(Wonder Ballroom, 128 NE Russell) It hasn't been 1983 for a few years now, but to listen to English Electric, OMD's 12th studio album, it might as well be. Since I first saw Molly Ringwald make her way through a roomful of mean richies in her pink prom dress to the strains of "If You Leave," I have found it impossible not to love their teenagers-at-a-slumber-party take on new wave. I'm not sure that they've gotten better in the past 30 years, but they certainly haven't gotten worse. And it's possible the themes are a bit more mature, though not as mature as the performers; Paul Humphreys and Andy McCluskey are 53 now.

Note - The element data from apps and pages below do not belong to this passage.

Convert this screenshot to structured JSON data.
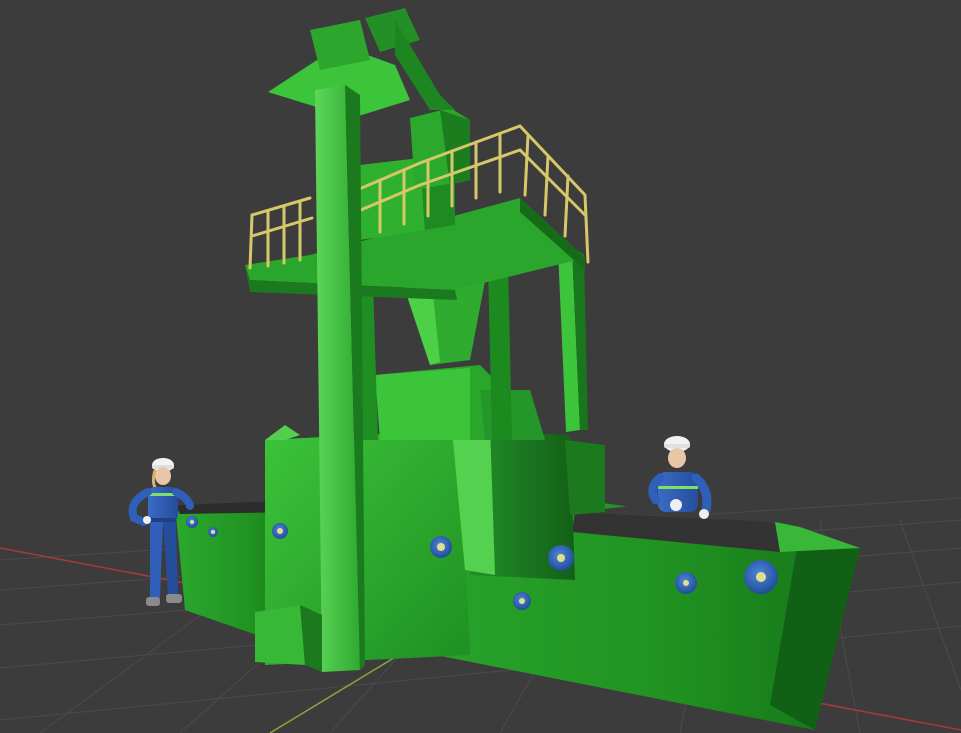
{
  "viewport": {
    "background": "#3c3c3c",
    "grid_line_color": "#4a4a4a",
    "axis_x_color": "#b23a3a",
    "axis_y_color": "#7a9a3a"
  },
  "scene": {
    "machine": {
      "body_color": "#2fae2f",
      "body_light": "#4fd24a",
      "body_dark": "#1b7d1f",
      "body_shadow": "#136015",
      "railing_color": "#d8c96a",
      "conveyor_color": "#3a3a3a",
      "bolt_color": "#2a62b8",
      "bolt_center": "#d9d98a"
    },
    "workers": [
      {
        "name": "worker-left",
        "helmet_color": "#f2f2f2",
        "suit_color": "#2f5fb8",
        "stripe_color": "#7ee06b"
      },
      {
        "name": "worker-right",
        "helmet_color": "#f2f2f2",
        "suit_color": "#2f5fb8",
        "stripe_color": "#7ee06b"
      }
    ]
  }
}
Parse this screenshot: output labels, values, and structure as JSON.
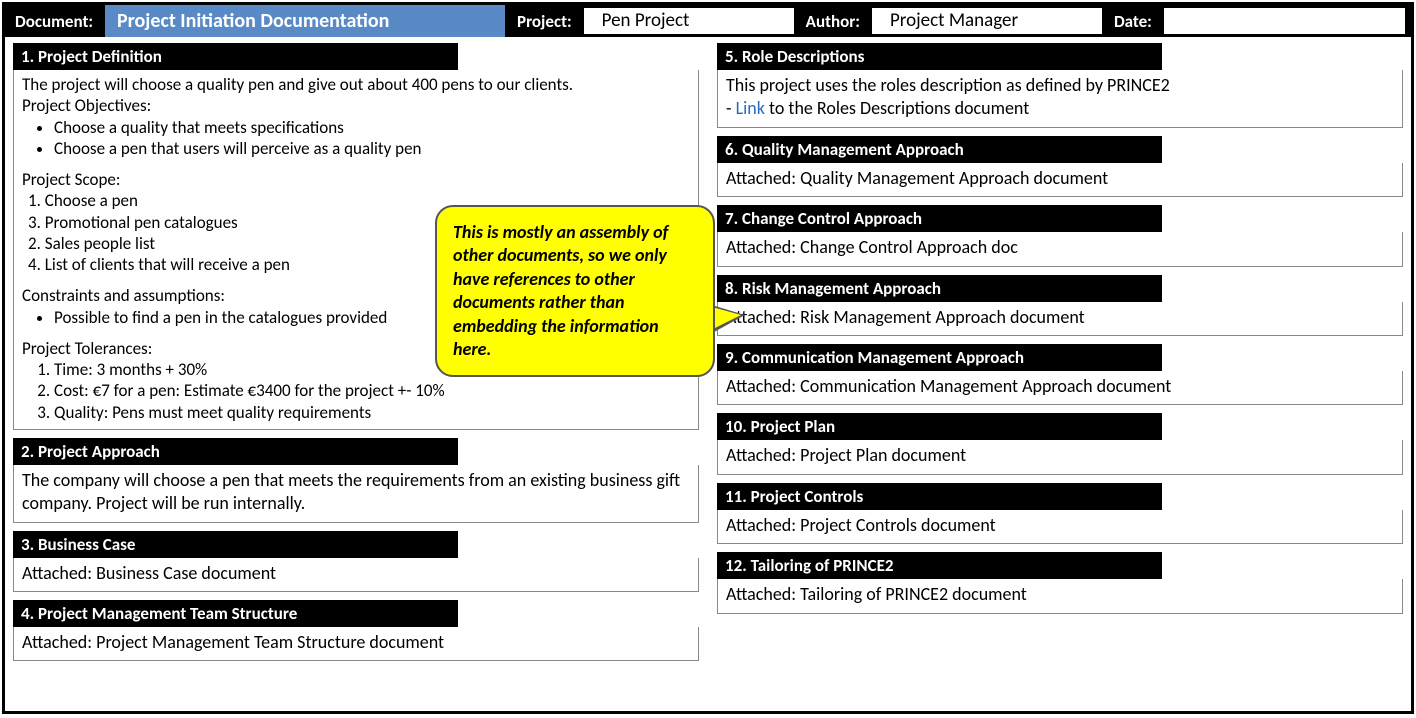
{
  "top": {
    "document_label": "Document:",
    "document_title": "Project Initiation Documentation",
    "project_label": "Project:",
    "project_value": "Pen Project",
    "author_label": "Author:",
    "author_value": "Project Manager",
    "date_label": "Date:",
    "date_value": ""
  },
  "callout": {
    "text": "This is mostly an assembly of other documents, so we only have references to other documents rather than embedding the information here."
  },
  "s1": {
    "header": "1. Project Definition",
    "intro": "The project will choose a quality pen and give out about 400 pens to our clients.",
    "objectives_label": "Project Objectives:",
    "objectives": [
      "Choose a quality that meets specifications",
      "Choose a pen that users will perceive as a quality pen"
    ],
    "scope_label": "Project Scope:",
    "scope": [
      "Choose a pen",
      "Promotional pen catalogues",
      "Sales people list",
      "List of clients that will receive a pen"
    ],
    "constraints_label": "Constraints and assumptions:",
    "constraints": [
      "Possible to find a pen in the catalogues provided"
    ],
    "tolerances_label": "Project Tolerances:",
    "tolerances": [
      "Time: 3 months + 30%",
      "Cost: €7 for a pen: Estimate €3400 for the project +- 10%",
      "Quality: Pens must meet quality requirements"
    ]
  },
  "s2": {
    "header": "2. Project Approach",
    "body": "The company will choose a pen that meets the requirements from an existing business gift company. Project will be run internally."
  },
  "s3": {
    "header": "3. Business Case",
    "body": "Attached: Business Case document"
  },
  "s4": {
    "header": "4. Project Management Team Structure",
    "body": "Attached: Project Management Team Structure document"
  },
  "s5": {
    "header": "5. Role Descriptions",
    "line1": "This project uses the roles description as defined by PRINCE2",
    "link_prefix": "- ",
    "link_text": "Link",
    "link_suffix": " to the Roles Descriptions document"
  },
  "s6": {
    "header": "6. Quality Management Approach",
    "body": "Attached: Quality Management Approach document"
  },
  "s7": {
    "header": "7. Change Control Approach",
    "body": "Attached: Change Control Approach doc"
  },
  "s8": {
    "header": "8. Risk Management Approach",
    "body": "Attached: Risk Management Approach document"
  },
  "s9": {
    "header": "9. Communication Management Approach",
    "body": "Attached: Communication Management Approach document"
  },
  "s10": {
    "header": "10. Project Plan",
    "body": "Attached: Project Plan document"
  },
  "s11": {
    "header": "11. Project Controls",
    "body": "Attached: Project Controls document"
  },
  "s12": {
    "header": "12. Tailoring of PRINCE2",
    "body": "Attached: Tailoring of PRINCE2 document"
  }
}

Happily, fashion once again values—and apes—their particular sound, and the songs are just as good for making out as they ever were. "Metroland" and "Night Café" particularly encapsulate that ineffable ache that's just as pervasive as the pleasure of their shiny synthpop. RW

MONDAY 4/8

SOUL ASYLUM, THROWBACK SUBURBIA, CELLAR DOOR
(Hawthorne Theatre, 1507 SE César E. Chávez) See My, What a Busy Week!

PHOSPHORESCENT, STRAND OF OAKS
(Doug Fir, 830 E Burnside) Read our article on Phosphorescent.

PORTLAND COUNTRY UNDERGROUND
(LaurelThirst Public House, 2958 NE Glisan) LaurelThirst is a fantastic venue for traditional tunes, grizzled twang, and wildly technical virtuosos. Joining the canon of the Kung Pao Chickens, Freak Mountain Ramblers, Jackstraws, et al, is Portland Country Underground, an impressive local supergroup of sorts, featuring Lewi Longmire, WC Beck, David Lipkind (harmonica wailer extraordinaire of I Can Lick Any Sonofabitch in the House), pedal-steel player Scott Hay and more. Their sets are barnyard sing-alongs and boot-heeled stompers, usually, if not completely, of the mildly obscure cover variety. That's when they're not playing more well-known country tunes like Dwight Yoakam's "Guitars and Cadillacs." Either way, their expert interplay and multi-talented groundwork is a goddamn hoot to behold, and it's up for grabs every week during happy hour on Mondays. RJP

TUESDAY 4/9

SPIRITUALIZED
(Wonder Ballroom, 128 NE Russell) See My, What a Busy Week!

LITTLE GREEN CARS, THE YOUNG EVILS
(Doug Fir, 830 E Burnside) Little Green Cars will inevitably earn some comparisons to bands like the Lumineers and Of Monsters and Men. The five Dublin 20-year-olds traffic in the same kind of gently rumpled, harmony-laden folk rock that has the potential to appeal to the masses and rankle the snobs. But there's something really exciting about Little Green Cars, something that deserves to grab the ears of those who consider themselves immune to the jaunty, Mumford-y strums of the mainstream. First of all, maybe it's because they're Irish, but Little Green Cars have a mournful, baleful quality to even their most uplifting tunes. And there's intelligence at work in the songwriting that suggests Arcade Fire potential. Lastly, there's no denying the genuine infectiousness of their sky-soaring male/female harmonies. Radio airplay, mass adulation, and headlining slots at Sasquatch! are bound to follow—so check 'em out now, before all your co-workers catch on. NL

LUCERO, LANGHORNE SLIM
(Hawthorne Theatre, 1507 SE César E. Chávez) As much as I did not care for Lucero's latest album, Women and Work (what happened to your voice, Ben Nichols!?), I still can't, in good conscience, suggest that anyone miss this show. I've seen the Tennessee-based band half a dozen times, perhaps more, and they are consistently fantastic, littering their sets with equal amounts of country-injected rock-'n'-roll numbers like "Sixteen" (with horns!) and somber, sure-to-put-a-tear-in-your-beer ballads like "Nights Like These" and "It Gets the Worst at Night." Chances are, most of the grievances I have about the new album—Nichols' voice is too polished, the songs get repetitive—won't apply to their live show anyway. MEGAN SELING